Louie Palu is an award-winning documentary photographer and filmmaker whose work has appeared in festivals, publications, exhibitions, and collections internationally. He is the recipient of numerous awards including two Pulitzer Center on Crisis Reporting Grants, 2011-12 Bernard L Schwartz Fellowship with the New America Foundation and Milton Rogovin Fellowship at the University of Arizona. He is well known for his work which examines social-political issues such as human rights, conflict, and poverty.
Sean Tucker is a photographer, YouTuber, Instagrammer, and a former priest. But in all these roles, he has always imagined himself a storyteller. His journey from the priesthood to a professional photographer has provided him a unique career path but also a wealth of experiences that he openly shares on his popular YouTube channel.
In this week's video, Ibarionex discusses the importance of trusting your composition. He discusses how fixed visual elements in a scene allow a photographer to find their composition. He explains how fluid elements such as people, animals, and even light can be added to the photograph. He stresses the importance of remaining true to the composition and not compromising the shot for the transitory elements.
Endia Beal is a North Carolina based artist, who is internationally known for her photographic narratives and video testimonies that examine the personal, yet contemporary stories of marginalized communities and individuals. Beal currently serves as the Director of Diggs Gallery at Winston-Salem State University and Associate Professor of Art.

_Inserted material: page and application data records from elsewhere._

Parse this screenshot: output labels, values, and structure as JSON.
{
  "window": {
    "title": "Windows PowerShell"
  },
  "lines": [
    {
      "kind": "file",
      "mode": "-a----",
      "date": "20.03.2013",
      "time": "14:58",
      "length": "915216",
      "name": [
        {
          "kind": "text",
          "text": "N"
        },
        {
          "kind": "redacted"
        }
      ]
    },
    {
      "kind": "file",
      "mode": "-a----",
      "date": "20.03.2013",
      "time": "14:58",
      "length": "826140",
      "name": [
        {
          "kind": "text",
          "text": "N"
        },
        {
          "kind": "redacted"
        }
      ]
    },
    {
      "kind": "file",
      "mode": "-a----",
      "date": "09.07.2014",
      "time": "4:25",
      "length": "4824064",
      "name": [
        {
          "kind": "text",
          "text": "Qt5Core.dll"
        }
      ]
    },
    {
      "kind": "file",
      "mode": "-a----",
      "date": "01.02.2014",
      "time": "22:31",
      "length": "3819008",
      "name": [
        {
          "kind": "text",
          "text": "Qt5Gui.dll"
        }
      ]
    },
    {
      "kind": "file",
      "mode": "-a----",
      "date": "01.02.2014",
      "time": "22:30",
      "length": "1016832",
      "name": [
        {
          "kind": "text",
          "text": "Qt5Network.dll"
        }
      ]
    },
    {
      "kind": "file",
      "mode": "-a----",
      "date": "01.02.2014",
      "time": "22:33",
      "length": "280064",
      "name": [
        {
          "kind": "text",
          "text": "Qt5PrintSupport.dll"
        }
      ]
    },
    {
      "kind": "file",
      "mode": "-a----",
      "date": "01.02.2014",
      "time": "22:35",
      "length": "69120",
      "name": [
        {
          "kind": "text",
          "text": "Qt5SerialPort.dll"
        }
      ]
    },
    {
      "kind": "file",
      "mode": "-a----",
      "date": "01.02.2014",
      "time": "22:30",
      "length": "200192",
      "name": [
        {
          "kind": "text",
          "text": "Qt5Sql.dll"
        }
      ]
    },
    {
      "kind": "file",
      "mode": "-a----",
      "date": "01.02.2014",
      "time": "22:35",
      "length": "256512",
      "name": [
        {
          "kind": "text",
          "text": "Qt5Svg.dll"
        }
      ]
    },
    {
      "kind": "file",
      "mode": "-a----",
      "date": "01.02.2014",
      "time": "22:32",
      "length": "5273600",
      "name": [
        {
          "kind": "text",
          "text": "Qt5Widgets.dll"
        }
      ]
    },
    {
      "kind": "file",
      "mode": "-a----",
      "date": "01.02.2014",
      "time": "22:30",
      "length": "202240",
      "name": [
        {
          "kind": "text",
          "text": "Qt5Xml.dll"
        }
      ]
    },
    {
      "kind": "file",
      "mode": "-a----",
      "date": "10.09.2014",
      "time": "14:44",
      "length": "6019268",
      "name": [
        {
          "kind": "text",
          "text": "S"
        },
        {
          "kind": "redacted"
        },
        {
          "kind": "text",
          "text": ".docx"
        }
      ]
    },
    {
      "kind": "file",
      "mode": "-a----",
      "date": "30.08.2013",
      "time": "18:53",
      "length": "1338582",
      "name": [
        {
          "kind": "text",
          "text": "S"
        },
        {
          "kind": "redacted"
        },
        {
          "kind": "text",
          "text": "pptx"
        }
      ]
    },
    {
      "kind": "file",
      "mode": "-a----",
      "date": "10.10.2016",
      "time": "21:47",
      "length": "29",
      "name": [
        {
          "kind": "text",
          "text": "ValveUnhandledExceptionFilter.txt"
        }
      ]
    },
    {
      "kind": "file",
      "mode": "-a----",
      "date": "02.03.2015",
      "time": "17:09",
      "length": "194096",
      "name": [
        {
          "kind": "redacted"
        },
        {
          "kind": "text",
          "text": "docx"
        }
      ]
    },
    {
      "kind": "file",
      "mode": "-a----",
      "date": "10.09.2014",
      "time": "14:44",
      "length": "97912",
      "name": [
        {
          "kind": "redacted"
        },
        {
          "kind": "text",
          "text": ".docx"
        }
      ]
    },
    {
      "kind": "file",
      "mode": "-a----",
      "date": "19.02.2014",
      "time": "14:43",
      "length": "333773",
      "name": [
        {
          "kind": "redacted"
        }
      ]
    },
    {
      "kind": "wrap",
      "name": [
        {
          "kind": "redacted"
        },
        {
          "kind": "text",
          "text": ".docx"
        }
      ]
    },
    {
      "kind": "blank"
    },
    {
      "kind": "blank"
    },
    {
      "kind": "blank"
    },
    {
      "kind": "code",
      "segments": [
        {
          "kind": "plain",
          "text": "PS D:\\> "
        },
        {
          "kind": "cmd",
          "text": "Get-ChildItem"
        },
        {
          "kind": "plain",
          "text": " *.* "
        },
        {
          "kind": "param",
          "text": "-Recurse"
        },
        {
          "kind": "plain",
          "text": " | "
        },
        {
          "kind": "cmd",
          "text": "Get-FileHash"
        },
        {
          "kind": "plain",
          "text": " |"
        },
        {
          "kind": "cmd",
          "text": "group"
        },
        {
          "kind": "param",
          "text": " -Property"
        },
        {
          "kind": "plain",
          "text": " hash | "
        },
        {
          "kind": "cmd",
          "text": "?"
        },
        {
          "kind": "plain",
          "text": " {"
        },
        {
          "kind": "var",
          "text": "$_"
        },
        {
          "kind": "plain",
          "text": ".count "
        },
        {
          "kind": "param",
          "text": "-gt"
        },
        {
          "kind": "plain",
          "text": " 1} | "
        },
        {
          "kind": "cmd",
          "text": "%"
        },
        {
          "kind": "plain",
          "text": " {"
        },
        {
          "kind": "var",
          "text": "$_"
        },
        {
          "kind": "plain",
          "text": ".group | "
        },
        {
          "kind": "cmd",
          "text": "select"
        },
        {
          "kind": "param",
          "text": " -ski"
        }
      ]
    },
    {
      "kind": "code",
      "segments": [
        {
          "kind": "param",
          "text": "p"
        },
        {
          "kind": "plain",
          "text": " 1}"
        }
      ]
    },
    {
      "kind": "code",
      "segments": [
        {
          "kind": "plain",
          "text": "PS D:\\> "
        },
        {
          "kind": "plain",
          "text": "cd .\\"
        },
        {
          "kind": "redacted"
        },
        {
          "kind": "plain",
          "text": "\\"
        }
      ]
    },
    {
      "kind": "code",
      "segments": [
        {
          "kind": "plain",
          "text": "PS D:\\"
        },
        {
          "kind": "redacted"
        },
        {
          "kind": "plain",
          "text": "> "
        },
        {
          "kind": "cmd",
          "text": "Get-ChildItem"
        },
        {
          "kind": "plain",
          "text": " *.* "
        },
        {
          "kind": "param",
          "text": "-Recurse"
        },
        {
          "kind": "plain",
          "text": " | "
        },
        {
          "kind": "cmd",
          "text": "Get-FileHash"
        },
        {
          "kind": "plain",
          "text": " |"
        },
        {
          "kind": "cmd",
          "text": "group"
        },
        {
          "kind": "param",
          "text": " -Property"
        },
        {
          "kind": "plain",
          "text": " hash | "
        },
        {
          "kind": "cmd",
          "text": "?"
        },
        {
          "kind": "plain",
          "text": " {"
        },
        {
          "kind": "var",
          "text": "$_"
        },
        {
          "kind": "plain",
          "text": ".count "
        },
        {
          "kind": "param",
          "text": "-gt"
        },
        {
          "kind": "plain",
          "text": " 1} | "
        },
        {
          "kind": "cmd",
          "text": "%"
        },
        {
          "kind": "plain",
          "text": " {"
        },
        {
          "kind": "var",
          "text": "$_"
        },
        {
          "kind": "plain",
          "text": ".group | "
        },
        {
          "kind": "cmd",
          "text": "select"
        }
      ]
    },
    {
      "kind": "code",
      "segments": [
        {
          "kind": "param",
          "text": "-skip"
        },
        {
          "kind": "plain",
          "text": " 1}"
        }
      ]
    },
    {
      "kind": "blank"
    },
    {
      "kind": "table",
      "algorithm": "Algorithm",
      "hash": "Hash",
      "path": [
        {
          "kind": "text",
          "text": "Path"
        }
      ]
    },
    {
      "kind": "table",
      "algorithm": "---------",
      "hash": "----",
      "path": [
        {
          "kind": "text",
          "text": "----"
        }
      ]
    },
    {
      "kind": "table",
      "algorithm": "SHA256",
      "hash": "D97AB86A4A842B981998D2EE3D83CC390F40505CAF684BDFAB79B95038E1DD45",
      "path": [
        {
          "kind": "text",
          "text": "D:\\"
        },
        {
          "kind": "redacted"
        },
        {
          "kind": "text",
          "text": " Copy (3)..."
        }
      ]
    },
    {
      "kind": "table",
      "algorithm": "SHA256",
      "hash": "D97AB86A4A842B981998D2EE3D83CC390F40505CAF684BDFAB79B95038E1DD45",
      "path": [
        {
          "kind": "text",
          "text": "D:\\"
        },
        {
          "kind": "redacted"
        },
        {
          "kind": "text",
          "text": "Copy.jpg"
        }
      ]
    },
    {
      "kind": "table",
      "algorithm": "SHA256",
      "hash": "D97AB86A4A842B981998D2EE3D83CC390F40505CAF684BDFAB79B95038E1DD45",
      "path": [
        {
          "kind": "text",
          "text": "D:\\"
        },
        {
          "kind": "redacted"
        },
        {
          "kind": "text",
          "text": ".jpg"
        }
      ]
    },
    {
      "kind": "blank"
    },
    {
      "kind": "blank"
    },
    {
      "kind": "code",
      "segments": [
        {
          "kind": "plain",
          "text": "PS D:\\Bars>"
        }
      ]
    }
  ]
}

Jim Herrington is a photographer whose portraits of celebrities including Benny Goodman, Willie Nelson, The Rolling Stones, Cormac McCarthy, Morgan Freeman and Dolly Parton have appeared on the pages of Vanity Fair, Rolling Stone, Esquire, GQ, Outside and Men’s Journal as well as on scores of album covers for more than three decades. He has photographed international ad campaigns for clients such as Thule, Trek Bikes, Gibson Guitars and Wild Turkey Bourbon.
In this week's video, Ibarionex discusses how the presence of direct eye contact from the subject of the photograph transforms the experience for the viewer. He examines how either eye contact or the lack of eye contact be used by photographers to control the experience of looking at a photograph.
Gary Nicholl’s personal fine-art project The Imaginarium started as a 20-image short story but has grown into a 450 image trilogy with 150 genuine Steampunks involved, taking storytelling to a whole new level. Combining his passion for the world of steampunk and photography, he creates amazing composited images that test the limits of image making and storytelling.